"It's not just the sanctions," Gummo added. "It's definitely not what we want to focus on. People are upset that children were hurt and that children were hurt at Penn State."
Penn State alumni and students without a direct connection to State College businesses can also have their voice heard through an online survey.
Announced earlier in the month by self-described "fundraising and community building" company Affinity Connection, the survey is geared toward collecting information from various stakeholder groups associated with Penn State, CEO Greg Woodman said.
Everyone from students and alumni to business owners, family members of students, university faculty and staff to current State College residents are invited to take the survey by visiting www.affinityconnection.com/PSU-survey. Those taking the survey are asked a variety of questions, including the impact of Penn State on them, what they feel the core values of the community are, how the university can move forward, whether the Board of Trustees should suspend the football program and how likely they are to support the university financially.
"We thought that we might be a part of the rebuilding process by using our survey," Woodman said. "We found that if you give open-ended questions, it allows people to speak candidly and thoughtfully to assess this current situation."
The company hopes to sort responses according to the various stakeholder groups to come up with a consensus of each group's core values, Woodman said.
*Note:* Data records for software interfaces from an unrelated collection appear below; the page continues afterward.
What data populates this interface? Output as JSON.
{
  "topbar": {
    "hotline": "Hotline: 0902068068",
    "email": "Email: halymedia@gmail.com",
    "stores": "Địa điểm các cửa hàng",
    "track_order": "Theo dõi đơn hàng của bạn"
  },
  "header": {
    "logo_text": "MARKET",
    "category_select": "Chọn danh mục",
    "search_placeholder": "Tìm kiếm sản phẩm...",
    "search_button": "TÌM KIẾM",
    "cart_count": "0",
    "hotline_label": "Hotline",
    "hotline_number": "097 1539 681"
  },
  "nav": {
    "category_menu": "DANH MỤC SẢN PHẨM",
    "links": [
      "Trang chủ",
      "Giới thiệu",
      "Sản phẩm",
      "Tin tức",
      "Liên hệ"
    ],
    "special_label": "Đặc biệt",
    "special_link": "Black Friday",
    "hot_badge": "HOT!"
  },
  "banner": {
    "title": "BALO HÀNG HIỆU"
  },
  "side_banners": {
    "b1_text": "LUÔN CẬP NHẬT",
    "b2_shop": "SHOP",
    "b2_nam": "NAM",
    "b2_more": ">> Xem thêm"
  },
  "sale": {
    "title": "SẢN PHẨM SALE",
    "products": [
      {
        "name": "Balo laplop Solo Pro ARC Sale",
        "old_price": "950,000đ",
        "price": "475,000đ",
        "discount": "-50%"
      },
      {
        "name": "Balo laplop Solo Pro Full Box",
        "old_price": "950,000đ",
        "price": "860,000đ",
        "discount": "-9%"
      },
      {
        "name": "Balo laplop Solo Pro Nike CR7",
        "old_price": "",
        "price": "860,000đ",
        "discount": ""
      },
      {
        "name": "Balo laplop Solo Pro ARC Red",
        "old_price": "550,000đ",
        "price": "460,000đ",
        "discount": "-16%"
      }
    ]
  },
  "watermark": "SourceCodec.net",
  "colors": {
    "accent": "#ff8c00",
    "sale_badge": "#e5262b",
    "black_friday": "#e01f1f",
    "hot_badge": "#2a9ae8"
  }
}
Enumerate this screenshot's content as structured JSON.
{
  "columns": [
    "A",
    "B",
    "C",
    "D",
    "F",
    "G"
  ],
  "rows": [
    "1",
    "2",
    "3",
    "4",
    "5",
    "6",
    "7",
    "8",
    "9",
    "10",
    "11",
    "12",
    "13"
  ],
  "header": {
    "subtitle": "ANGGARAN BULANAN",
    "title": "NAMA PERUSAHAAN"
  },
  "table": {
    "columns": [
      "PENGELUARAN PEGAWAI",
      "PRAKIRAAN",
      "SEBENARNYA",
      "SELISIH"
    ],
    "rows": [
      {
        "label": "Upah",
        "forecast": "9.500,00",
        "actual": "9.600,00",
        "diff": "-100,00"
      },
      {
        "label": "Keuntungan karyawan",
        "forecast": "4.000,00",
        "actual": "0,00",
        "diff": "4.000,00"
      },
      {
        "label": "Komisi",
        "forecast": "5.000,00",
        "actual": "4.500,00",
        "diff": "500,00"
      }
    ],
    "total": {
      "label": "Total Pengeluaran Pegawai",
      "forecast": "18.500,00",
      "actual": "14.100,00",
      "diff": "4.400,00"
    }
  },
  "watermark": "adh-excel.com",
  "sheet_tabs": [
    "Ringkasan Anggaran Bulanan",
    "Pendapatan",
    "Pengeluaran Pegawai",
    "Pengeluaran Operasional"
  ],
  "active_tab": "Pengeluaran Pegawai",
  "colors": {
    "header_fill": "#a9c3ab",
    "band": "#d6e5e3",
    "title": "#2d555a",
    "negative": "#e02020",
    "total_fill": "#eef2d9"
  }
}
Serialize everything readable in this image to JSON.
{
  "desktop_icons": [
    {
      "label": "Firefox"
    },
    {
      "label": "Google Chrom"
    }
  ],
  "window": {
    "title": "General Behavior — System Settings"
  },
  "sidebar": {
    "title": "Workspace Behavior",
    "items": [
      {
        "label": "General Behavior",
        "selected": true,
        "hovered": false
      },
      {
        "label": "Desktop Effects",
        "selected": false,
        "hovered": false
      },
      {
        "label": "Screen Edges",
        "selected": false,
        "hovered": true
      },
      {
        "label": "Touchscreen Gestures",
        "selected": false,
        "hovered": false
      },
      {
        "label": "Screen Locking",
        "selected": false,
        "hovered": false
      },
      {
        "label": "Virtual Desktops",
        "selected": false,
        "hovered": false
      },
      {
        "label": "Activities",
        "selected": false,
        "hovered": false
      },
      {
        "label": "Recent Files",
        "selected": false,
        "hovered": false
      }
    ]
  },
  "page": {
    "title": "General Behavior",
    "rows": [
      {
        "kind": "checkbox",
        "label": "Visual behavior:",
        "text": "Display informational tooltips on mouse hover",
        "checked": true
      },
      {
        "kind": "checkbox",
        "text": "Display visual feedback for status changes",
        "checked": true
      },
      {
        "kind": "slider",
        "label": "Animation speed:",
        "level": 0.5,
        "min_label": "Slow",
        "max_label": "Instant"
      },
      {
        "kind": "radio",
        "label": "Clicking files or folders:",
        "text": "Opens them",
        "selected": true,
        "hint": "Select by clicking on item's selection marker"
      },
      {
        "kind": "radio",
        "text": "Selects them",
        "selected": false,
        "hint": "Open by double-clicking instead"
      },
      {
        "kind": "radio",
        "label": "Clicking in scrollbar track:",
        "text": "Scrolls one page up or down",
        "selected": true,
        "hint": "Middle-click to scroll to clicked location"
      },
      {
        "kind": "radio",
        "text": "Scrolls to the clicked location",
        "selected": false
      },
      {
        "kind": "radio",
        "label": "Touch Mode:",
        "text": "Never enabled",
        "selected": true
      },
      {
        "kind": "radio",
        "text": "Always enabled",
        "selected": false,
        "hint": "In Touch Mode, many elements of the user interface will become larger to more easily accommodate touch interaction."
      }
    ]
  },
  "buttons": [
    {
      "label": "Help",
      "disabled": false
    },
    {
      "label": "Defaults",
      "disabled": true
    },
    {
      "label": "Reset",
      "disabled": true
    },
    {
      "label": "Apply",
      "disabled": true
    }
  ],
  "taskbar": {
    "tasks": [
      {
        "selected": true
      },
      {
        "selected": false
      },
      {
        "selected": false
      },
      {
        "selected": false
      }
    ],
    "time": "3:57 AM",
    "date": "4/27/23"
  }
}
Woodman plans to publish the findings when the survey is completed at the end of August.
Answers have ranged from "Moving forward is easy. Moving forward with integrity and intelligence is the difficult part," to simply words such as "Prayer," Woodman said.
Whether respondents answer one or all of the 16 questions, the company hopes to give a voice to community members, Woodman said.
"There were some values and ideas tied with the 'Success with honor' mantra that have been lost with all this rush to judgment," Woodman said.
Alumni and State College residents bonding in solidarity can help to restore the image of the university and surrounding community, he said.
But Penn State will still play football in the fall - and hopefully, the fans will also show up on gameday, Downtown State College Improvement District Executive Director George Arnold said.
"The team's able to play the games, the team's standing behind the coach and I think that's encouraging," Arnold said.
If the football program shows solidarity despite being in the national spotlight, the alumni and fans will show up "stronger than ever," Arnold said.
The community standing in solidarity with the university, area businesses and visitors will "speak volumes" for returning alumni and football fans, Arnold added.
Mirror Staff Writer Zach Geiger is at 946-7535.